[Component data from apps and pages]
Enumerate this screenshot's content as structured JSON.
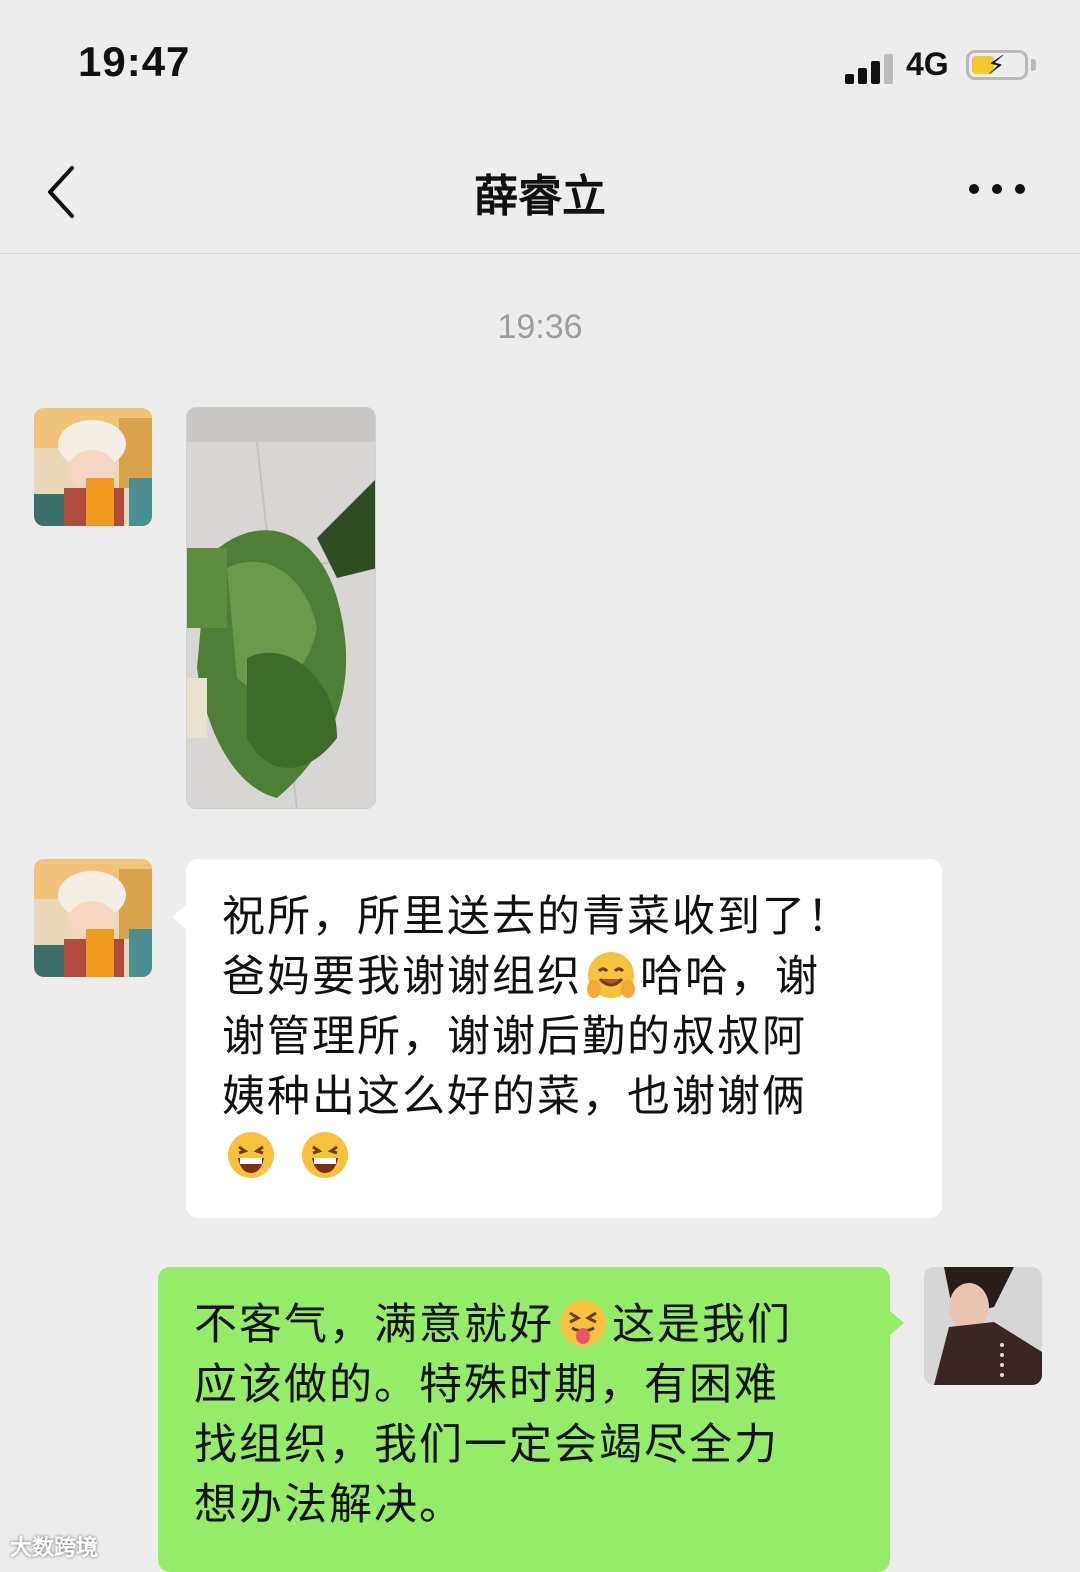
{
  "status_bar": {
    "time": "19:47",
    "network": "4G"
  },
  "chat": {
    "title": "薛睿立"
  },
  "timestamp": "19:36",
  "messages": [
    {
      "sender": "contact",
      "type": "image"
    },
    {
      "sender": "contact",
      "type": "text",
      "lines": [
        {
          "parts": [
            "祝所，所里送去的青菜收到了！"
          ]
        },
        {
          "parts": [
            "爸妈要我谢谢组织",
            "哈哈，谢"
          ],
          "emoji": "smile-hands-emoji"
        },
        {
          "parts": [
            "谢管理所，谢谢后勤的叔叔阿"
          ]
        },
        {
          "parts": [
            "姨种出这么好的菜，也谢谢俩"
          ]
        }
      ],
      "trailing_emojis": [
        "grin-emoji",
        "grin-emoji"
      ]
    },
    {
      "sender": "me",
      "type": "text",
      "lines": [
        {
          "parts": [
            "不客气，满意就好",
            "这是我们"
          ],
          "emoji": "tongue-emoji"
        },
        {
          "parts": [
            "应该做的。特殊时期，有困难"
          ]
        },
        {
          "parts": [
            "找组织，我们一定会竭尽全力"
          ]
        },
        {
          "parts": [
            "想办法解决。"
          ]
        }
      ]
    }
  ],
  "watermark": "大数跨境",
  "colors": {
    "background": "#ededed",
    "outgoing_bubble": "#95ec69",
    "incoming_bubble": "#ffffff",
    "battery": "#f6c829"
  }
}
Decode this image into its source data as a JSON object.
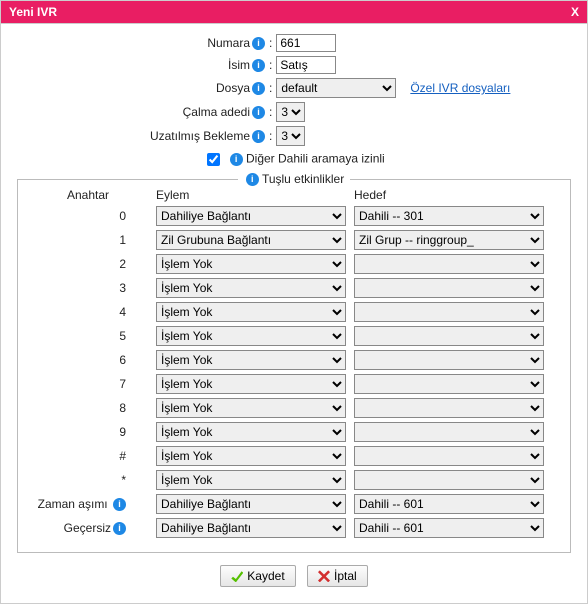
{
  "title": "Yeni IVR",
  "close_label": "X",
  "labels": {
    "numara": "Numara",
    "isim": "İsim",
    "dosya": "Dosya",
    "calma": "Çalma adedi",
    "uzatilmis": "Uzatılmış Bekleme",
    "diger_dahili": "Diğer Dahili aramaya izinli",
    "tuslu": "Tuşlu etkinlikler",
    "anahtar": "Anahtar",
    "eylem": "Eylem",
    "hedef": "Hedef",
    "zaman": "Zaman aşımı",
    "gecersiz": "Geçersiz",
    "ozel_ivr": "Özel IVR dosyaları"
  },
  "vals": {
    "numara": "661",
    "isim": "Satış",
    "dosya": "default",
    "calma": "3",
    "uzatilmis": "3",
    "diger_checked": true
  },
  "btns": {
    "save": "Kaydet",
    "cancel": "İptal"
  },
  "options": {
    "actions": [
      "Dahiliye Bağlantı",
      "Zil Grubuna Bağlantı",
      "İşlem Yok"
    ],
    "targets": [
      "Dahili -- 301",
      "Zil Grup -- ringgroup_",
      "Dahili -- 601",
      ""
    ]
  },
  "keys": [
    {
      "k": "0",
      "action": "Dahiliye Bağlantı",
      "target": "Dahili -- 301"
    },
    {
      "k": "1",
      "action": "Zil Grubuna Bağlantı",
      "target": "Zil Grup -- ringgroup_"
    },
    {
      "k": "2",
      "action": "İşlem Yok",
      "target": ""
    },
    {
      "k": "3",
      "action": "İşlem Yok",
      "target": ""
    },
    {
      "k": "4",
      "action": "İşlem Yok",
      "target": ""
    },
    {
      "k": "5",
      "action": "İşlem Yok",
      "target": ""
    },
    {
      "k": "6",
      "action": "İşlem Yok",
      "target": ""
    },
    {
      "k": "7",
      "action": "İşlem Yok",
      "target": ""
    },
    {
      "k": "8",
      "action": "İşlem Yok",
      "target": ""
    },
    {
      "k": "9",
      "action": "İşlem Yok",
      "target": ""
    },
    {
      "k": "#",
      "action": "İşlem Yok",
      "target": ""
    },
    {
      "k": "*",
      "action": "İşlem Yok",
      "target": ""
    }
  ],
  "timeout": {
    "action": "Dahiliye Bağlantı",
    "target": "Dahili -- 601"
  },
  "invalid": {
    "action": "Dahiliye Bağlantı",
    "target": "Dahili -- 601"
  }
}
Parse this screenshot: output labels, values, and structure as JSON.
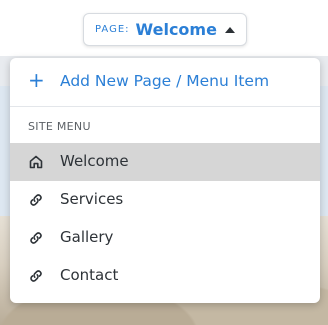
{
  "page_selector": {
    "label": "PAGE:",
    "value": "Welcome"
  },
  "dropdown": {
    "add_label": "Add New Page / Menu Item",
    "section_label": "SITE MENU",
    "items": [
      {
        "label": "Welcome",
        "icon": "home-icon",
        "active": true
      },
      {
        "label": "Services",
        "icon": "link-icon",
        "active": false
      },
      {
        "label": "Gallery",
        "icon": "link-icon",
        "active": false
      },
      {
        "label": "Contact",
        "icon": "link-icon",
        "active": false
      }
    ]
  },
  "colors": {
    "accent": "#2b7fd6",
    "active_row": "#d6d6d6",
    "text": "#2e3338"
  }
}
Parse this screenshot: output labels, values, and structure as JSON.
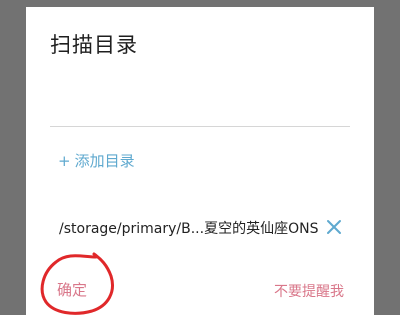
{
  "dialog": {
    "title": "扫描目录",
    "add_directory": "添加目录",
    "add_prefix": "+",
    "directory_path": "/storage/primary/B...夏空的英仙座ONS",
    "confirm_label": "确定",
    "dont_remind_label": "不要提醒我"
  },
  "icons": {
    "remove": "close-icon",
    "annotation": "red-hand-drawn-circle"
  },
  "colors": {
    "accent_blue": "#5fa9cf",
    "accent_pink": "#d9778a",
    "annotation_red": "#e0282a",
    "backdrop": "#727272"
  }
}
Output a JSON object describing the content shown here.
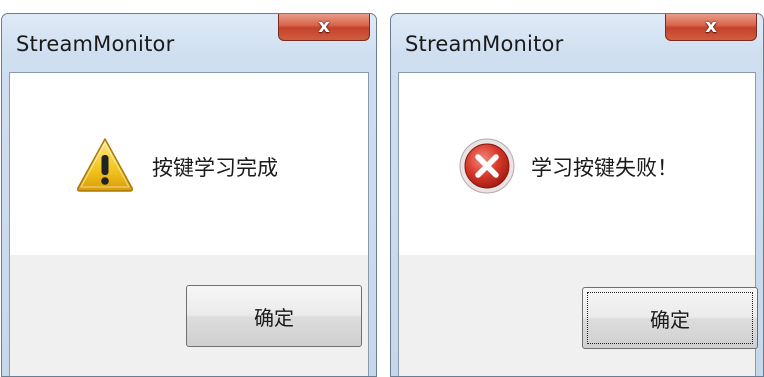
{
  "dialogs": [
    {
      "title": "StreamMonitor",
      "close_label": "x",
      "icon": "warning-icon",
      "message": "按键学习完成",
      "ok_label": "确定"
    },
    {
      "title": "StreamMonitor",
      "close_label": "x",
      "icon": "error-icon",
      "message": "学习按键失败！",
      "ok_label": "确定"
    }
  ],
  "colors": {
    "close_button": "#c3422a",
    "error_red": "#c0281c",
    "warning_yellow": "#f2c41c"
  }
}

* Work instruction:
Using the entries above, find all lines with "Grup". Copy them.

* Result for this exercise:
      "Zil Grup -- ringgroup_",
      "target": "Zil Grup -- ringgroup_"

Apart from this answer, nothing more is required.